Portrait parties are not dead. They might seem awkward, and probably will be without good planning, but there are numerous reasons why you should consider a portrait party as a way to stimulate growth in your company.
There are many factors that would lead you to consider having a portrait party in your area. One might be a big move. This is common when photographers move to a new area or change their business focus. Another reason that is highly popular is for up-and-coming photographers. New to the business, new to the area, and new to the experience isn’t an excuse not to get your name out there.
Despite your reasons for considering a portrait party, here are a few factors to think about as you start your planning process. Planning is so, so crucial and will set the tone for the event before it is even scheduled.
1. Set Goals
Set a goal for the party. What is the purpose? The purpose should always be business-guided and not self-guided.
Making sure to set goals will help drive the direction of the whole setting. From the beginning, figure out why you need to do a portrait party and what you expect the outcome to be. Don’t go into it just hoping for the best.
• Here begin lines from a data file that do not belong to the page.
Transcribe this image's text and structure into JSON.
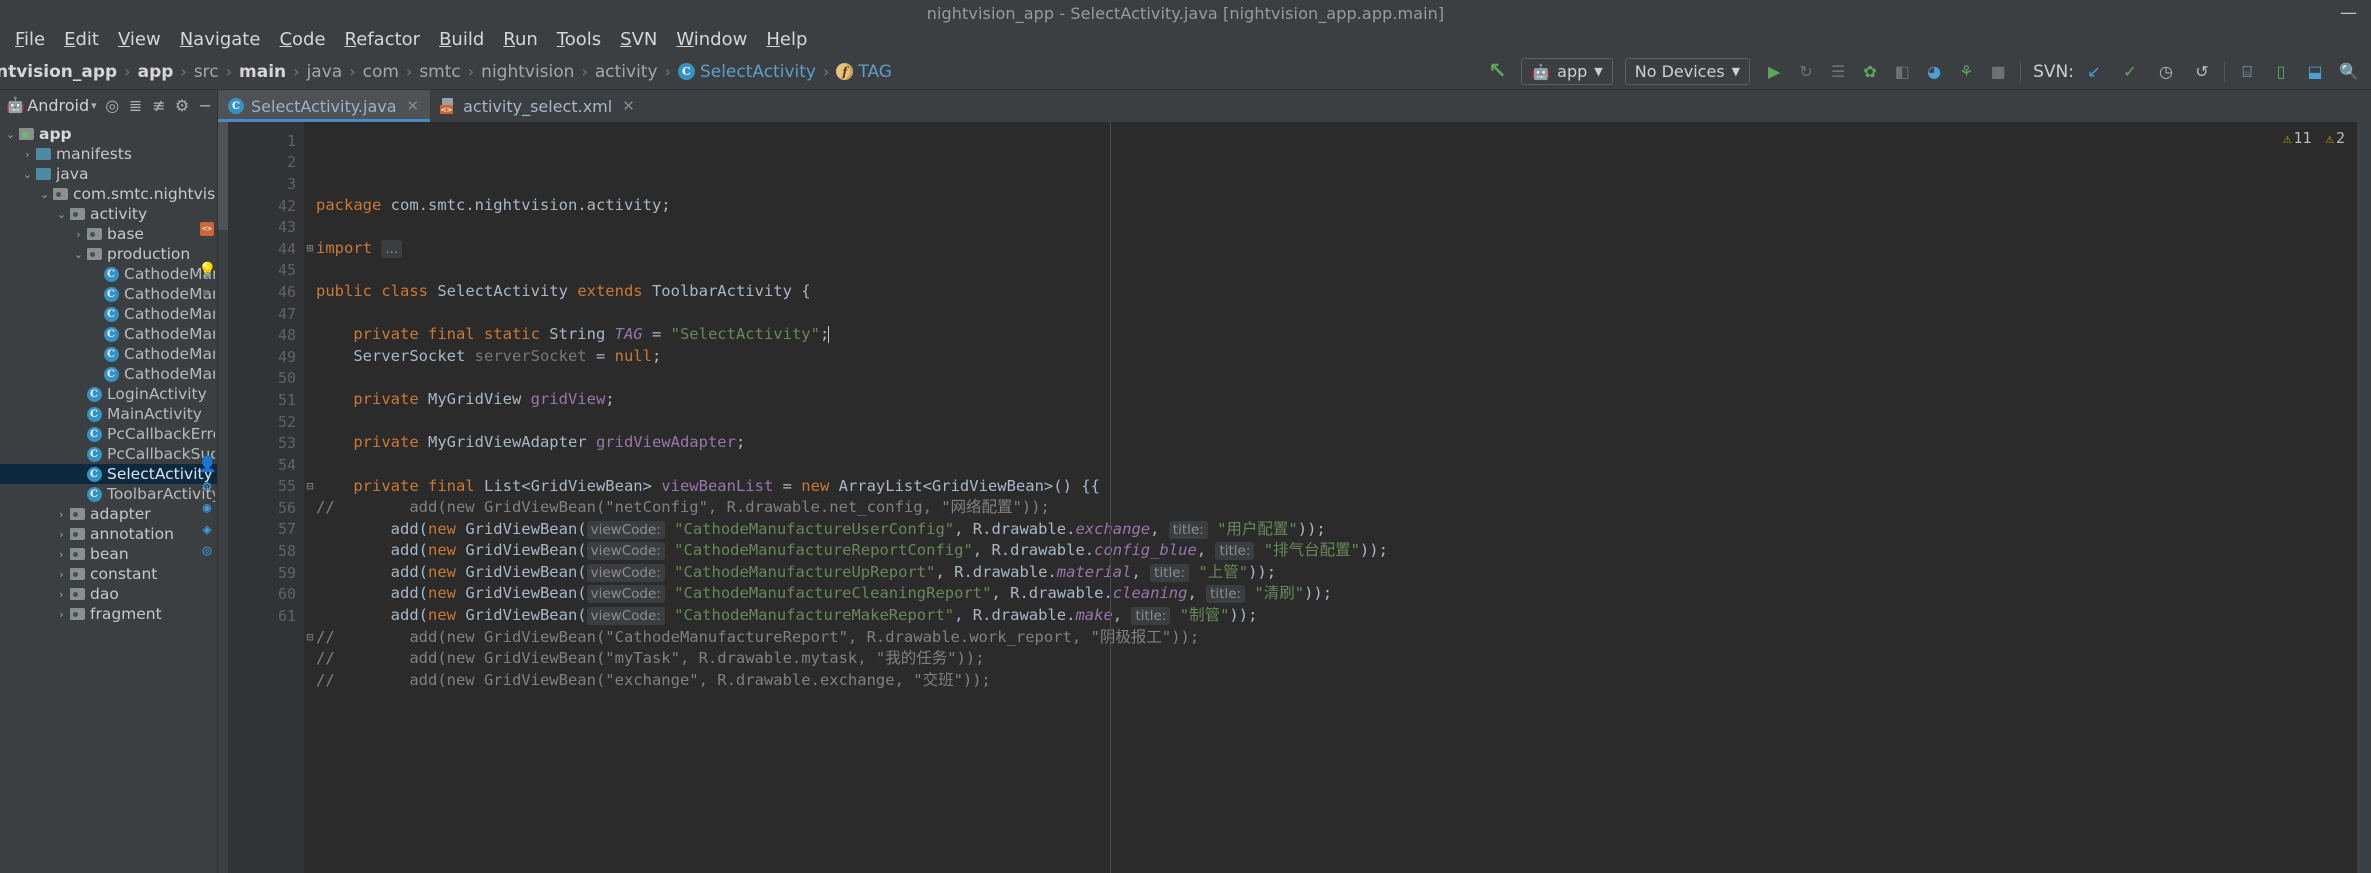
{
  "window": {
    "title": "nightvision_app - SelectActivity.java [nightvision_app.app.main]",
    "minimize": "—",
    "maximize": "❐",
    "close": "✕"
  },
  "menubar": {
    "items": [
      "File",
      "Edit",
      "View",
      "Navigate",
      "Code",
      "Refactor",
      "Build",
      "Run",
      "Tools",
      "SVN",
      "Window",
      "Help"
    ]
  },
  "breadcrumb": {
    "items": [
      {
        "label": "ntvision_app",
        "style": "bold"
      },
      {
        "label": "app",
        "style": "bold"
      },
      {
        "label": "src",
        "style": "normal"
      },
      {
        "label": "main",
        "style": "bold"
      },
      {
        "label": "java",
        "style": "normal"
      },
      {
        "label": "com",
        "style": "normal"
      },
      {
        "label": "smtc",
        "style": "normal"
      },
      {
        "label": "nightvision",
        "style": "normal"
      },
      {
        "label": "activity",
        "style": "normal"
      },
      {
        "label": "SelectActivity",
        "style": "link",
        "icon": "class-icon"
      },
      {
        "label": "TAG",
        "style": "link",
        "icon": "field-icon"
      }
    ],
    "separator": "›"
  },
  "toolbar": {
    "back_arrow": "↖",
    "run_config": {
      "label": "app",
      "icon": "android-icon",
      "caret": "▼"
    },
    "device_select": {
      "label": "No Devices",
      "caret": "▼"
    },
    "buttons": [
      {
        "name": "run-button",
        "glyph": "▶",
        "color": "#5ca75c"
      },
      {
        "name": "apply-changes-icon",
        "glyph": "↻",
        "color": "#6f7072"
      },
      {
        "name": "apply-code-changes-icon",
        "glyph": "☰",
        "color": "#6f7072"
      },
      {
        "name": "debug-icon",
        "glyph": "✿",
        "color": "#5ca75c"
      },
      {
        "name": "attach-debugger-icon",
        "glyph": "◧",
        "color": "#6f7072"
      },
      {
        "name": "profiler-icon",
        "glyph": "◕",
        "color": "#4a9fd4"
      },
      {
        "name": "run-with-coverage-icon",
        "glyph": "⚘",
        "color": "#5ca75c"
      },
      {
        "name": "stop-icon",
        "glyph": "■",
        "color": "#6f7072"
      }
    ],
    "svn_label": "SVN:",
    "svn_buttons": [
      {
        "name": "svn-update-icon",
        "glyph": "↙",
        "color": "#4a9fd4"
      },
      {
        "name": "svn-commit-icon",
        "glyph": "✓",
        "color": "#5ca75c"
      },
      {
        "name": "svn-history-icon",
        "glyph": "◷",
        "color": "#bbbbbb"
      },
      {
        "name": "svn-revert-icon",
        "glyph": "↺",
        "color": "#bbbbbb"
      }
    ],
    "right_buttons": [
      {
        "name": "avd-manager-icon",
        "glyph": "⌸",
        "color": "#a9b7c6"
      },
      {
        "name": "sdk-manager-icon",
        "glyph": "▯",
        "color": "#5ca75c"
      },
      {
        "name": "gradle-sync-icon",
        "glyph": "⬓",
        "color": "#4a9fd4"
      },
      {
        "name": "search-everywhere-icon",
        "glyph": "🔍",
        "color": "#a9b7c6"
      }
    ]
  },
  "sidebar": {
    "header": {
      "title": "Android",
      "caret": "▾",
      "icons": [
        "locate-icon",
        "collapse-all-icon",
        "expand-icon",
        "settings-icon",
        "hide-icon"
      ]
    },
    "tree": [
      {
        "indent": 0,
        "arrow": "⌄",
        "icon": "folder-module",
        "label": "app",
        "bold": true
      },
      {
        "indent": 1,
        "arrow": "›",
        "icon": "folder",
        "label": "manifests"
      },
      {
        "indent": 1,
        "arrow": "⌄",
        "icon": "folder",
        "label": "java"
      },
      {
        "indent": 2,
        "arrow": "⌄",
        "icon": "package",
        "label": "com.smtc.nightvision"
      },
      {
        "indent": 3,
        "arrow": "⌄",
        "icon": "package",
        "label": "activity"
      },
      {
        "indent": 4,
        "arrow": "›",
        "icon": "package",
        "label": "base"
      },
      {
        "indent": 4,
        "arrow": "⌄",
        "icon": "package",
        "label": "production"
      },
      {
        "indent": 5,
        "arrow": "",
        "icon": "class",
        "label": "CathodeManufac"
      },
      {
        "indent": 5,
        "arrow": "",
        "icon": "class",
        "label": "CathodeManufac"
      },
      {
        "indent": 5,
        "arrow": "",
        "icon": "class",
        "label": "CathodeManufac"
      },
      {
        "indent": 5,
        "arrow": "",
        "icon": "class",
        "label": "CathodeManufac"
      },
      {
        "indent": 5,
        "arrow": "",
        "icon": "class",
        "label": "CathodeManufac"
      },
      {
        "indent": 5,
        "arrow": "",
        "icon": "class",
        "label": "CathodeManufac"
      },
      {
        "indent": 4,
        "arrow": "",
        "icon": "class",
        "label": "LoginActivity"
      },
      {
        "indent": 4,
        "arrow": "",
        "icon": "class",
        "label": "MainActivity"
      },
      {
        "indent": 4,
        "arrow": "",
        "icon": "class",
        "label": "PcCallbackErrorActi"
      },
      {
        "indent": 4,
        "arrow": "",
        "icon": "class",
        "label": "PcCallbackSuccessA"
      },
      {
        "indent": 4,
        "arrow": "",
        "icon": "class",
        "label": "SelectActivity",
        "selected": true
      },
      {
        "indent": 4,
        "arrow": "",
        "icon": "class",
        "label": "ToolbarActivity"
      },
      {
        "indent": 3,
        "arrow": "›",
        "icon": "package",
        "label": "adapter"
      },
      {
        "indent": 3,
        "arrow": "›",
        "icon": "package",
        "label": "annotation"
      },
      {
        "indent": 3,
        "arrow": "›",
        "icon": "package",
        "label": "bean"
      },
      {
        "indent": 3,
        "arrow": "›",
        "icon": "package",
        "label": "constant"
      },
      {
        "indent": 3,
        "arrow": "›",
        "icon": "package",
        "label": "dao"
      },
      {
        "indent": 3,
        "arrow": "›",
        "icon": "package",
        "label": "fragment"
      }
    ]
  },
  "editor": {
    "tabs": [
      {
        "label": "SelectActivity.java",
        "icon": "java-class-icon",
        "active": true,
        "close": "✕"
      },
      {
        "label": "activity_select.xml",
        "icon": "xml-layout-icon",
        "active": false,
        "close": "✕"
      }
    ],
    "inspections": {
      "warnings": "11",
      "weak_warnings": "2",
      "warn_glyph": "⚠"
    },
    "line_numbers": [
      "1",
      "2",
      "3",
      "42",
      "43",
      "44",
      "45",
      "46",
      "47",
      "48",
      "49",
      "50",
      "51",
      "52",
      "53",
      "54",
      "55",
      "56",
      "57",
      "58",
      "59",
      "60",
      "61"
    ],
    "lines": [
      {
        "num": "1",
        "segments": [
          {
            "t": "package ",
            "c": "kw"
          },
          {
            "t": "com.smtc.nightvision.activity;",
            "c": "plain"
          }
        ]
      },
      {
        "num": "2",
        "segments": []
      },
      {
        "num": "3",
        "segments": [
          {
            "t": "import ",
            "c": "kw"
          },
          {
            "t": "...",
            "c": "hint-box"
          }
        ],
        "fold": "⊞"
      },
      {
        "num": "42",
        "segments": []
      },
      {
        "num": "43",
        "segments": [
          {
            "t": "public class ",
            "c": "kw"
          },
          {
            "t": "SelectActivity ",
            "c": "cls2"
          },
          {
            "t": "extends ",
            "c": "kw"
          },
          {
            "t": "ToolbarActivity {",
            "c": "cls2"
          }
        ],
        "gutter_icon": "layout-file-icon"
      },
      {
        "num": "44",
        "segments": []
      },
      {
        "num": "45",
        "segments": [
          {
            "t": "    ",
            "c": "plain"
          },
          {
            "t": "private final static ",
            "c": "kw"
          },
          {
            "t": "String ",
            "c": "cls2"
          },
          {
            "t": "TAG",
            "c": "stat"
          },
          {
            "t": " = ",
            "c": "plain"
          },
          {
            "t": "\"SelectActivity\"",
            "c": "str"
          },
          {
            "t": ";",
            "c": "plain"
          }
        ],
        "gutter_icon": "bulb-icon",
        "caret": true
      },
      {
        "num": "46",
        "segments": [
          {
            "t": "    ",
            "c": "plain"
          },
          {
            "t": "ServerSocket ",
            "c": "cls2"
          },
          {
            "t": "serverSocket",
            "c": "graytxt"
          },
          {
            "t": " = ",
            "c": "plain"
          },
          {
            "t": "null",
            "c": "kw"
          },
          {
            "t": ";",
            "c": "plain"
          }
        ],
        "gutter_icon": "run-arrow-icon"
      },
      {
        "num": "47",
        "segments": []
      },
      {
        "num": "48",
        "segments": [
          {
            "t": "    ",
            "c": "plain"
          },
          {
            "t": "private ",
            "c": "kw"
          },
          {
            "t": "MyGridView ",
            "c": "cls2"
          },
          {
            "t": "gridView",
            "c": "fld"
          },
          {
            "t": ";",
            "c": "plain"
          }
        ]
      },
      {
        "num": "49",
        "segments": []
      },
      {
        "num": "50",
        "segments": [
          {
            "t": "    ",
            "c": "plain"
          },
          {
            "t": "private ",
            "c": "kw"
          },
          {
            "t": "MyGridViewAdapter ",
            "c": "cls2"
          },
          {
            "t": "gridViewAdapter",
            "c": "fld"
          },
          {
            "t": ";",
            "c": "plain"
          }
        ]
      },
      {
        "num": "51",
        "segments": []
      },
      {
        "num": "52",
        "segments": [
          {
            "t": "    ",
            "c": "plain"
          },
          {
            "t": "private final ",
            "c": "kw"
          },
          {
            "t": "List<GridViewBean> ",
            "c": "cls2"
          },
          {
            "t": "viewBeanList",
            "c": "fld"
          },
          {
            "t": " = ",
            "c": "plain"
          },
          {
            "t": "new ",
            "c": "kw"
          },
          {
            "t": "ArrayList<GridViewBean>() {{",
            "c": "cls2"
          }
        ],
        "fold": "⊟"
      },
      {
        "num": "53",
        "segments": [
          {
            "t": "//        add(new GridViewBean(\"netConfig\", R.drawable.net_config, \"网络配置\"));",
            "c": "cmt"
          }
        ]
      },
      {
        "num": "54",
        "segments": [
          {
            "t": "        ",
            "c": "plain"
          },
          {
            "t": "add(",
            "c": "plain"
          },
          {
            "t": "new ",
            "c": "kw"
          },
          {
            "t": "GridViewBean(",
            "c": "plain"
          },
          {
            "t": "viewCode:",
            "c": "hint"
          },
          {
            "t": " \"CathodeManufactureUserConfig\"",
            "c": "str"
          },
          {
            "t": ", R.drawable.",
            "c": "plain"
          },
          {
            "t": "exchange",
            "c": "stat"
          },
          {
            "t": ", ",
            "c": "plain"
          },
          {
            "t": "title:",
            "c": "hint"
          },
          {
            "t": " \"用户配置\"",
            "c": "str"
          },
          {
            "t": "));",
            "c": "plain"
          }
        ],
        "gutter_icon": "user-config-icon"
      },
      {
        "num": "55",
        "segments": [
          {
            "t": "        ",
            "c": "plain"
          },
          {
            "t": "add(",
            "c": "plain"
          },
          {
            "t": "new ",
            "c": "kw"
          },
          {
            "t": "GridViewBean(",
            "c": "plain"
          },
          {
            "t": "viewCode:",
            "c": "hint"
          },
          {
            "t": " \"CathodeManufactureReportConfig\"",
            "c": "str"
          },
          {
            "t": ", R.drawable.",
            "c": "plain"
          },
          {
            "t": "config_blue",
            "c": "stat"
          },
          {
            "t": ", ",
            "c": "plain"
          },
          {
            "t": "title:",
            "c": "hint"
          },
          {
            "t": " \"排气台配置\"",
            "c": "str"
          },
          {
            "t": "));",
            "c": "plain"
          }
        ],
        "gutter_icon": "gear-blue-icon"
      },
      {
        "num": "56",
        "segments": [
          {
            "t": "        ",
            "c": "plain"
          },
          {
            "t": "add(",
            "c": "plain"
          },
          {
            "t": "new ",
            "c": "kw"
          },
          {
            "t": "GridViewBean(",
            "c": "plain"
          },
          {
            "t": "viewCode:",
            "c": "hint"
          },
          {
            "t": " \"CathodeManufactureUpReport\"",
            "c": "str"
          },
          {
            "t": ", R.drawable.",
            "c": "plain"
          },
          {
            "t": "material",
            "c": "stat"
          },
          {
            "t": ", ",
            "c": "plain"
          },
          {
            "t": "title:",
            "c": "hint"
          },
          {
            "t": " \"上管\"",
            "c": "str"
          },
          {
            "t": "));",
            "c": "plain"
          }
        ],
        "gutter_icon": "material-icon"
      },
      {
        "num": "57",
        "segments": [
          {
            "t": "        ",
            "c": "plain"
          },
          {
            "t": "add(",
            "c": "plain"
          },
          {
            "t": "new ",
            "c": "kw"
          },
          {
            "t": "GridViewBean(",
            "c": "plain"
          },
          {
            "t": "viewCode:",
            "c": "hint"
          },
          {
            "t": " \"CathodeManufactureCleaningReport\"",
            "c": "str"
          },
          {
            "t": ", R.drawable.",
            "c": "plain"
          },
          {
            "t": "cleaning",
            "c": "stat"
          },
          {
            "t": ", ",
            "c": "plain"
          },
          {
            "t": "title:",
            "c": "hint"
          },
          {
            "t": " \"清刷\"",
            "c": "str"
          },
          {
            "t": "));",
            "c": "plain"
          }
        ],
        "gutter_icon": "cleaning-icon"
      },
      {
        "num": "58",
        "segments": [
          {
            "t": "        ",
            "c": "plain"
          },
          {
            "t": "add(",
            "c": "plain"
          },
          {
            "t": "new ",
            "c": "kw"
          },
          {
            "t": "GridViewBean(",
            "c": "plain"
          },
          {
            "t": "viewCode:",
            "c": "hint"
          },
          {
            "t": " \"CathodeManufactureMakeReport\"",
            "c": "str"
          },
          {
            "t": ", R.drawable.",
            "c": "plain"
          },
          {
            "t": "make",
            "c": "stat"
          },
          {
            "t": ", ",
            "c": "plain"
          },
          {
            "t": "title:",
            "c": "hint"
          },
          {
            "t": " \"制管\"",
            "c": "str"
          },
          {
            "t": "));",
            "c": "plain"
          }
        ],
        "gutter_icon": "make-icon"
      },
      {
        "num": "59",
        "segments": [
          {
            "t": "//        add(new GridViewBean(\"CathodeManufactureReport\", R.drawable.work_report, \"阴极报工\"));",
            "c": "cmt"
          }
        ],
        "fold": "⊟"
      },
      {
        "num": "60",
        "segments": [
          {
            "t": "//        add(new GridViewBean(\"myTask\", R.drawable.mytask, \"我的任务\"));",
            "c": "cmt"
          }
        ]
      },
      {
        "num": "61",
        "segments": [
          {
            "t": "//        add(new GridViewBean(\"exchange\", R.drawable.exchange, \"交班\"));",
            "c": "cmt"
          }
        ]
      }
    ]
  }
}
Have goals in place for what you want to accomplish for this party and even set goals post-party. How are you going to share the results on social media? What kind of attention do you plan to gain from this whole experience?
2. Spread the Word; Spread the Interest
Things don’t happen on their own. You have to invest some time and effort is spreading knowledge about the event. This is especially important for those who are new the business or new to the area in which are throwing the party. It gets your name around, gets the party moving and you have to be fueling the fire up until the day of the event. People have a tendency to forget someone’s name who they don’t recognize.
Show interest and excitement in your own event. You might be terrified and just trying to keep your head while planning it, but people should believe that you are so excited for this- because it influences them to be excited too. Interest won’t spark itself and if this is a completely new idea for you, odds are it is completely new for the people you’re inviting too. Keep that in mind and stay positive about it.
3. Don’t Give Too Much Away
Time, energy, food, and portraits in our case are still valuable. Just because you need to get your name and your business out to the public doesn’t mean we have to strip everything back and give it away for free.
It’s important that you still value your time and energy or people will quickly learn that they can take advantage of you. Think of a portrait party this way- consider it an interview. You are interviewing the entire town and they are interviewing you too. No pressure, right?
Don’t be persuaded into doing something you didn’t plan on doing, don’t give time or services for free, and don’t go overboard on food or things you might be adding with money out of your own pocket.
4. Invite Influencers
This is your chance to open up the floor and open local celebrities. Mayors, council members, school board members, business owners and more are all highly important people and you will want these people to know your face and name.
Plus, if someone important decides they want to attend a party for a new photographer in the area, that influence will work in your benefit every time.
Another great benefit to inviting those who are well-known in the town or city is that they get to see your work and how professional you are but, truth be told, they are also the best at small talk and will help the conversations flow smoothly throughout the event.
A portrait party might seem like a big investment of energy, resources (which may be sparse to begin with) and time. In all honesty, it is a full affair, but if done well, it will pay itself back time and time again as you start planting your businesses seeds in a new town with a new crowd.